    •Process and package protein molecules
  22. Lysosomes
    •Made of microscopic membranous sacks that pinched off from Golgi apparatus

    •Contain digestive enzymes

    –Digest defective cell parts

    –Digest particles that have been trapped in the cell
  23. Mitochondria
    •Mitochondria = power house of the cell

    •Bean-shaped organelle with a smooth outer membrane and a folded inner membrane

    • •Converts digested nutrients into useable
    • energy for the body


    •Inherited through the maternal lineage

    •Carry their own DNA
  24. Nucleus
    •Nucleus consist of a nuclear envelope that surrounds nucleoplasm

    –Nuclear envelope has nuclear pores that allow molecules to enter and exit the nucleus

    • • Nucleus contains DNA, a hereditary molecule
    • that determines structure and function of the cell


    •non-dividing cells


    •early stages of cell division
  25. Nucleoli
    •Darker area of chromatin in the nucleus

    •Produce ribosomal RNA and assembles ribosomes
  26. Cell Growth and Reproduction - Mitosis
    –Somatic Cell division

    –Nuclear division

    •the production of two identical cells, each with the same number and type of chromosomes as the original cell
  27. Cell Growth and Reproduction - Meiosis
    –Reproductive Cell division

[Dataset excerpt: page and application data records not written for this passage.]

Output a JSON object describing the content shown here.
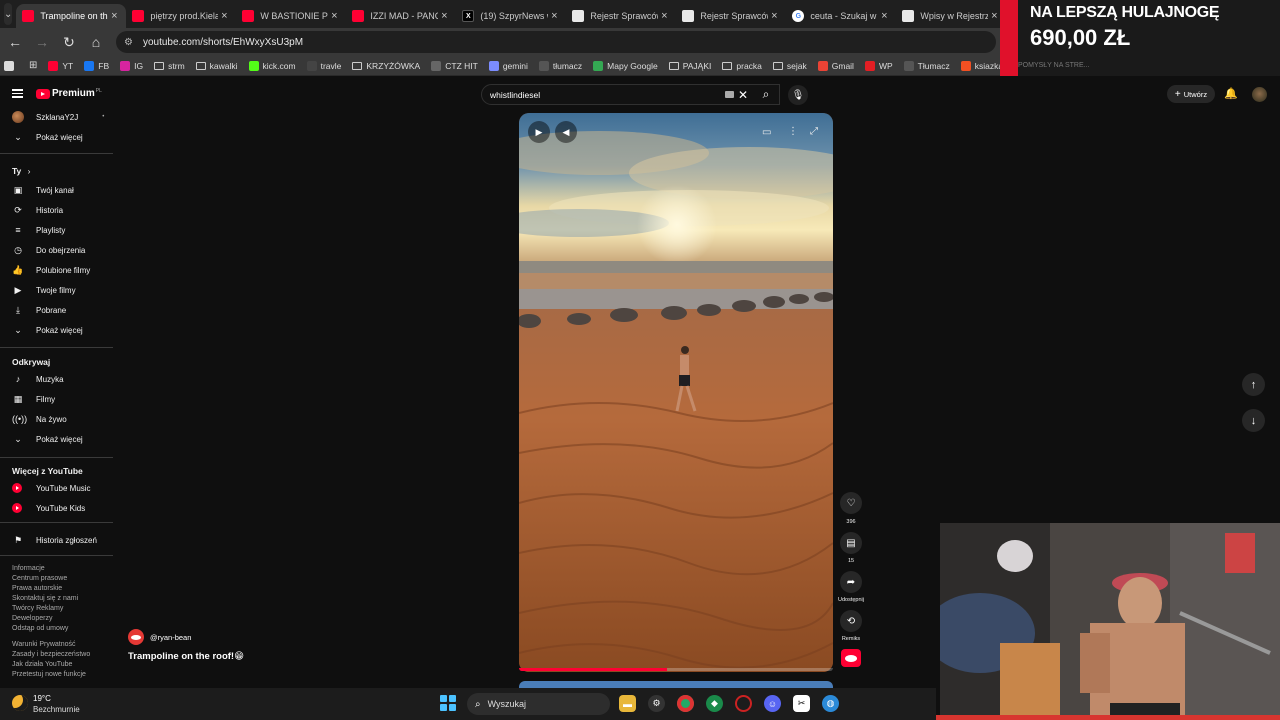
{
  "tabs": [
    {
      "title": "Trampoline on the",
      "favicon": "youtube-icon",
      "active": true
    },
    {
      "title": "piętrzy prod.Kiela",
      "favicon": "youtube-icon"
    },
    {
      "title": "W BASTIONIE PiS",
      "favicon": "youtube-icon"
    },
    {
      "title": "IZZI MAD - PANCI",
      "favicon": "youtube-icon"
    },
    {
      "title": "(19) SzpyrNews w",
      "favicon": "x-icon"
    },
    {
      "title": "Rejestr Sprawców",
      "favicon": "doc-icon"
    },
    {
      "title": "Rejestr Sprawców",
      "favicon": "doc-icon"
    },
    {
      "title": "ceuta - Szukaj w G",
      "favicon": "google-icon"
    },
    {
      "title": "Wpisy w Rejestrze",
      "favicon": "doc-icon"
    }
  ],
  "tab_close_glyph": "×",
  "address": {
    "url": "youtube.com/shorts/EhWxyXsU3pM"
  },
  "bookmarks": [
    {
      "label": "YT",
      "icon": "youtube-icon"
    },
    {
      "label": "FB",
      "icon": "facebook-icon"
    },
    {
      "label": "IG",
      "icon": "instagram-icon"
    },
    {
      "label": "strm",
      "icon": "folder-icon"
    },
    {
      "label": "kawalki",
      "icon": "folder-icon"
    },
    {
      "label": "kick.com",
      "icon": "kick-icon"
    },
    {
      "label": "travle",
      "icon": "globe-icon"
    },
    {
      "label": "KRZYŻÓWKA",
      "icon": "folder-icon"
    },
    {
      "label": "CTZ HIT",
      "icon": "puzzle-icon"
    },
    {
      "label": "gemini",
      "icon": "gemini-icon"
    },
    {
      "label": "tłumacz",
      "icon": "translate-icon"
    },
    {
      "label": "Mapy Google",
      "icon": "maps-icon"
    },
    {
      "label": "PAJĄKI",
      "icon": "folder-icon"
    },
    {
      "label": "pracka",
      "icon": "folder-icon"
    },
    {
      "label": "sejak",
      "icon": "folder-icon"
    },
    {
      "label": "Gmail",
      "icon": "gmail-icon"
    },
    {
      "label": "WP",
      "icon": "wp-icon"
    },
    {
      "label": "Tłumacz",
      "icon": "translate-icon"
    },
    {
      "label": "ksiazka",
      "icon": "windows-icon"
    }
  ],
  "ad": {
    "line1": "NA LEPSZĄ HULAJNOGĘ",
    "line2": "690,00 ZŁ",
    "sub": "POMYSŁY NA STRE..."
  },
  "yt": {
    "logo_text": "Premium",
    "logo_sup": "PL",
    "account_name": "SzklanaY2J",
    "show_more": "Pokaż więcej",
    "you_heading": "Ty",
    "you_items": [
      "Twój kanał",
      "Historia",
      "Playlisty",
      "Do obejrzenia",
      "Polubione filmy",
      "Twoje filmy",
      "Pobrane",
      "Pokaż więcej"
    ],
    "explore_heading": "Odkrywaj",
    "explore_items": [
      "Muzyka",
      "Filmy",
      "Na żywo",
      "Pokaż więcej"
    ],
    "more_heading": "Więcej z YouTube",
    "more_items": [
      "YouTube Music",
      "YouTube Kids"
    ],
    "report_history": "Historia zgłoszeń",
    "footer1": [
      "Informacje",
      "Centrum prasowe",
      "Prawa autorskie",
      "Skontaktuj się z nami",
      "Twórcy  Reklamy",
      "Deweloperzy",
      "Odstąp od umowy"
    ],
    "footer2": [
      "Warunki  Prywatność",
      "Zasady i bezpieczeństwo",
      "Jak działa YouTube",
      "Przetestuj nowe funkcje"
    ],
    "search_value": "whistlindiesel",
    "create_label": "Utwórz"
  },
  "short": {
    "channel": "@ryan-bean",
    "title": "Trampoline on the roof!😁",
    "likes": "396",
    "comments": "15",
    "share_label": "Udostępnij",
    "remix_label": "Remiks",
    "progress": 0.47
  },
  "taskbar": {
    "temp": "19°C",
    "weather": "Bezchmurnie",
    "search_label": "Wyszukaj"
  },
  "colors": {
    "accent": "#ff0033",
    "page_bg": "#0f0f0f",
    "ad_red": "#e0112b"
  }
}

    •A two step process

    •Number of chromosomes in the nucleus is reduced by half